‘Out of the box’ solutions will often either give you a design (and associated templates) which is solid for SEO or for design. But to make your site ‘optimal’, requires bespoke optimisation. You can hire all the SEO experts you like (and indeed, you need their help) – but if there’s no technical resource to achieve their vision, where will you end up?
There’s no point hiring an SEO person to outline to ‘optimum’ vision of your site architecture, if you’re then just going to pick an off-the-shelf solution which fails to tick all the SEO boxes. To make something optimal, tweaks and customisations have to be made. To be optimal is to be cutting edge, rather than installing ‘easy’ solutions and hoping for the best.
The more qualified and respected your SEO professional is, the more granular their insights and optimisation efforts will be (as they delve into the corners of your site, mining for more and more performance efficiencies). As a result of this, significant dev budget will be required for ‘serious’ SEO.
In 2022 after all of Google’s updates and refinements, ‘serious’ SEO is all that works.
What Does Optimisation Mean?
To make something optimal, or ‘to optimise’, means to make something the best it could possibly be.
The Oxford Reference defines optimisation as:
“The process of finding the best possible solution to a problem. In mathematics, this often consists of maximizing or minimizing the value of a certain function, perhaps subject to given constraints.”
If you think that you can reach an ‘optimal’ architecture, piece of content or digital PR (editorial) campaign without significant strategy and spend on developer resource, think again. It’s true that some people still find ‘quick wins’ in SEO, but those stories are few and far between. For every one of those stories, there are millions of ‘quick’ content pieces which were produced to no effect whatsoever.
For most, it will take a lot of strategy and hard graft to reach the top. But let’s look at an analogy.
Here’s the Red Bull F1 team:
They spend hours, days and months ‘optimising’ their vehicle to win each race. They scan and circle the vehicle making every weight reduction possible. Does this make the vehicle drastically faster? Certainly, it doesn’t make the vehicle 80% or even 60% faster. So why bother?
In F1, victory is measured in fractions of a second. They want to rank #1, so all of that effort for fractional gains (over time) is worth it.

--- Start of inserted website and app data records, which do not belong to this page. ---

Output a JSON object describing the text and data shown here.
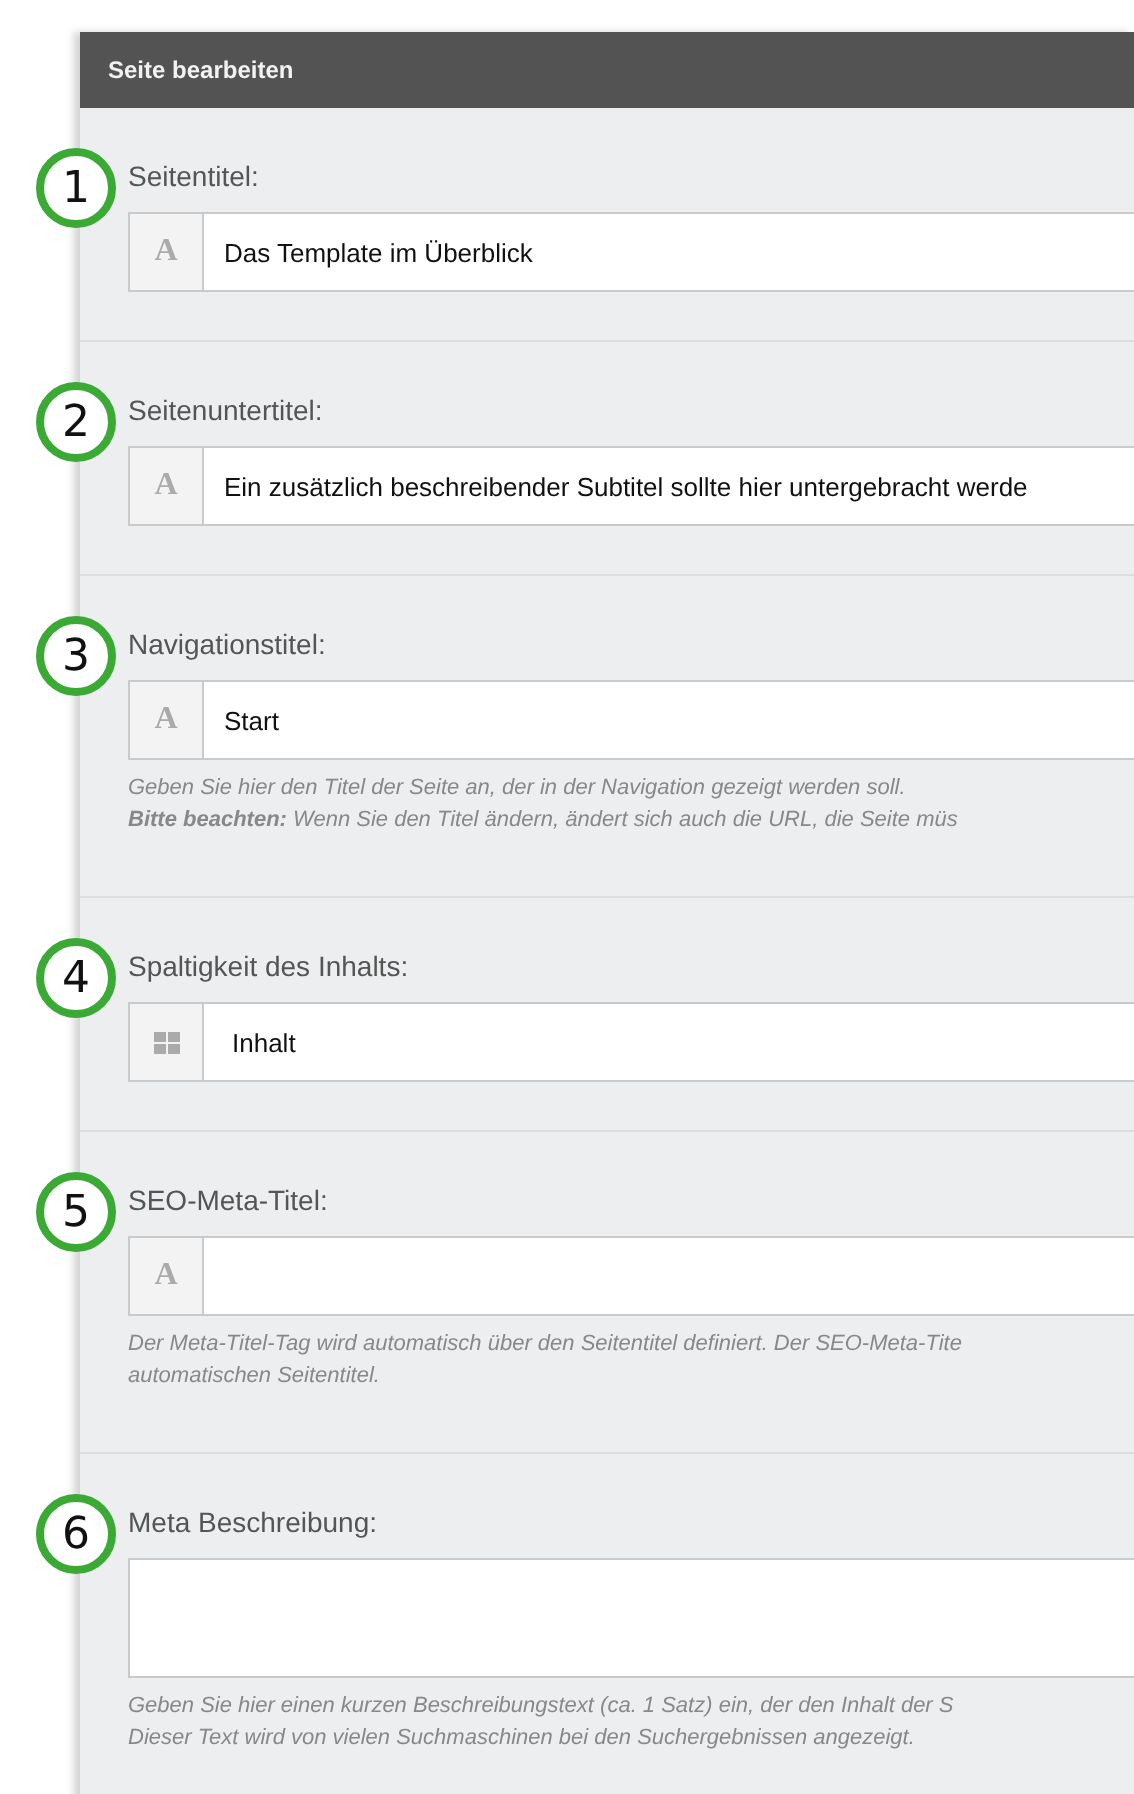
{
  "dialog": {
    "title": "Seite bearbeiten"
  },
  "sections": [
    {
      "number": "1",
      "label": "Seitentitel:",
      "field": {
        "kind": "input",
        "addon": {
          "kind": "letter",
          "text": "A"
        },
        "value": "Das Template im Überblick"
      }
    },
    {
      "number": "2",
      "label": "Seitenuntertitel:",
      "field": {
        "kind": "input",
        "addon": {
          "kind": "letter",
          "text": "A"
        },
        "value": "Ein zusätzlich beschreibender Subtitel sollte hier untergebracht werde"
      }
    },
    {
      "number": "3",
      "label": "Navigationstitel:",
      "field": {
        "kind": "input",
        "addon": {
          "kind": "letter",
          "text": "A"
        },
        "value": "Start"
      },
      "help": [
        "Geben Sie hier den Titel der Seite an, der in der Navigation gezeigt werden soll.",
        "**Bitte beachten:** Wenn Sie den Titel ändern, ändert sich auch die URL, die Seite müs"
      ]
    },
    {
      "number": "4",
      "label": "Spaltigkeit des Inhalts:",
      "field": {
        "kind": "select",
        "addon": {
          "kind": "grid"
        },
        "value": "Inhalt"
      }
    },
    {
      "number": "5",
      "label": "SEO-Meta-Titel:",
      "field": {
        "kind": "input",
        "addon": {
          "kind": "letter",
          "text": "A"
        }
      },
      "help": [
        "Der Meta-Titel-Tag wird automatisch über den Seitentitel definiert. Der SEO-Meta-Tite",
        "automatischen Seitentitel."
      ]
    },
    {
      "number": "6",
      "label": "Meta Beschreibung:",
      "field": {
        "kind": "textarea"
      },
      "help": [
        "Geben Sie hier einen kurzen Beschreibungstext (ca. 1 Satz) ein, der den Inhalt der S",
        "Dieser Text wird von vielen Suchmaschinen bei den Suchergebnissen angezeigt."
      ]
    }
  ]
}
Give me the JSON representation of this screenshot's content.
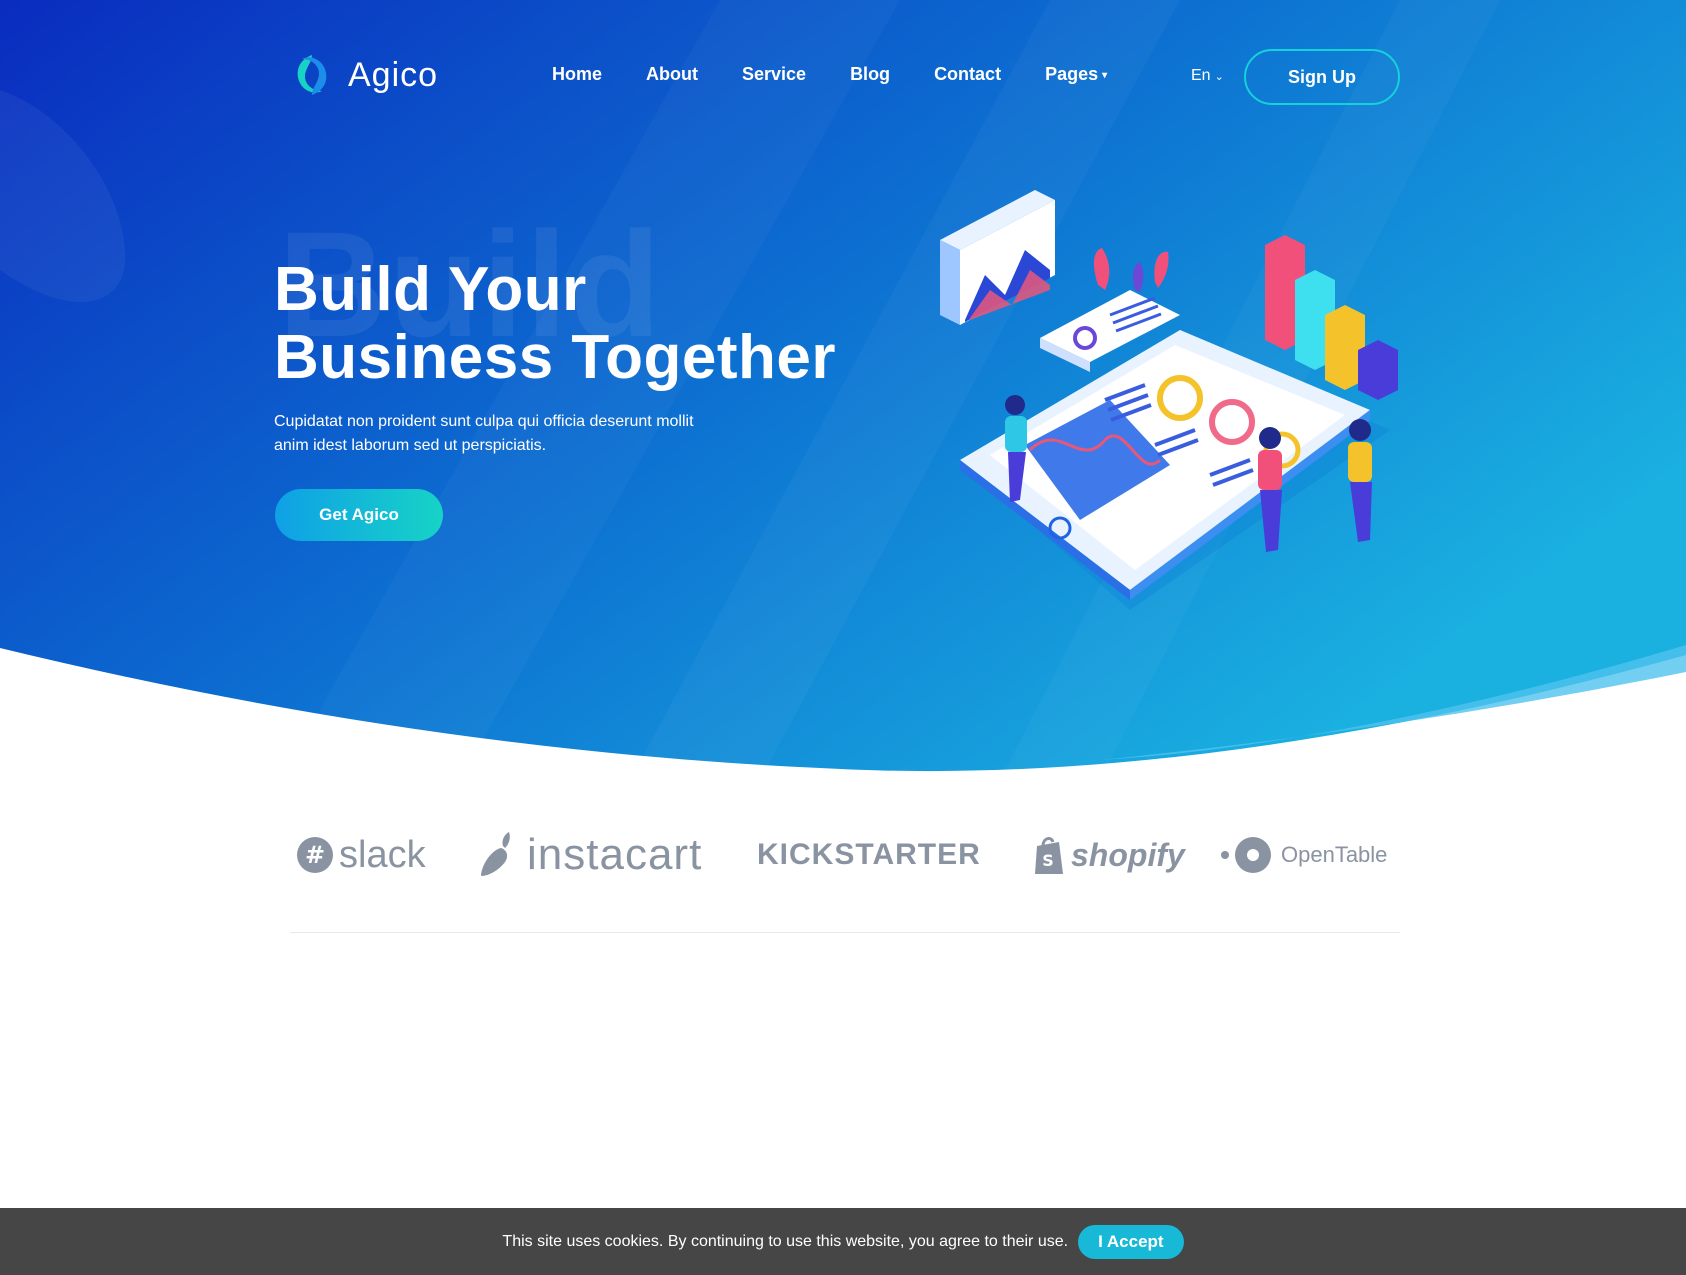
{
  "brand": {
    "logo_text": "Agico",
    "accent_color": "#16d1d9",
    "hero_gradient": [
      "#0a2fc2",
      "#1aa7de"
    ]
  },
  "nav": {
    "items": [
      {
        "label": "Home"
      },
      {
        "label": "About"
      },
      {
        "label": "Service"
      },
      {
        "label": "Blog"
      },
      {
        "label": "Contact"
      },
      {
        "label": "Pages",
        "has_dropdown": true
      }
    ],
    "language": "En",
    "signup_label": "Sign Up"
  },
  "hero": {
    "watermark": "Build",
    "title_line1": "Build Your",
    "title_line2": "Business Together",
    "subtitle_line1": "Cupidatat non proident sunt culpa qui officia deserunt mollit",
    "subtitle_line2": "anim idest laborum sed ut perspiciatis.",
    "cta_label": "Get Agico"
  },
  "partners": [
    {
      "name": "slack",
      "icon": "slack-logo"
    },
    {
      "name": "instacart",
      "icon": "carrot-logo"
    },
    {
      "name": "KICKSTARTER",
      "icon": "kickstarter-wordmark"
    },
    {
      "name": "shopify",
      "icon": "shopify-bag-logo"
    },
    {
      "name": "OpenTable",
      "icon": "opentable-dot-logo"
    }
  ],
  "cookie": {
    "message": "This site uses cookies. By continuing to use this website, you agree to their use.",
    "accept_label": "I Accept"
  }
}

That’s a lot like SEO. The gains you make may take a while to surface and they may involve a lot of work, but if you’re after that #1 spot… there’s no other way.
Hire Enough Development Resource for you SEO Vision
Whether you want to produce campaign-led work with individual winning pieces of content, or whether you want to leverage architectural efficiencies to make incremental gains (leading to the #1 Google rankings you desire) – you need significant developer resource.
Either you’ll need designers and developers to make your campaign content ‘more than just text’, or you’ll need developers to help implement and achieve your cutting edge, SEO-oriented architectural vision (without losing sight of UX).
Such work is going to involve custom coding and custom solutions. If it can be bought off the shelf, it’s not new and is therefore what everyone else already has. If that’s the case, it’s not optimum, so why did you hire an ‘optimisation’ specialist?
If you want to engage in optimisation (be that Search Engine Optimisation or otherwise) – you‘ll need to invest in the resource to ‘make things optimal‘.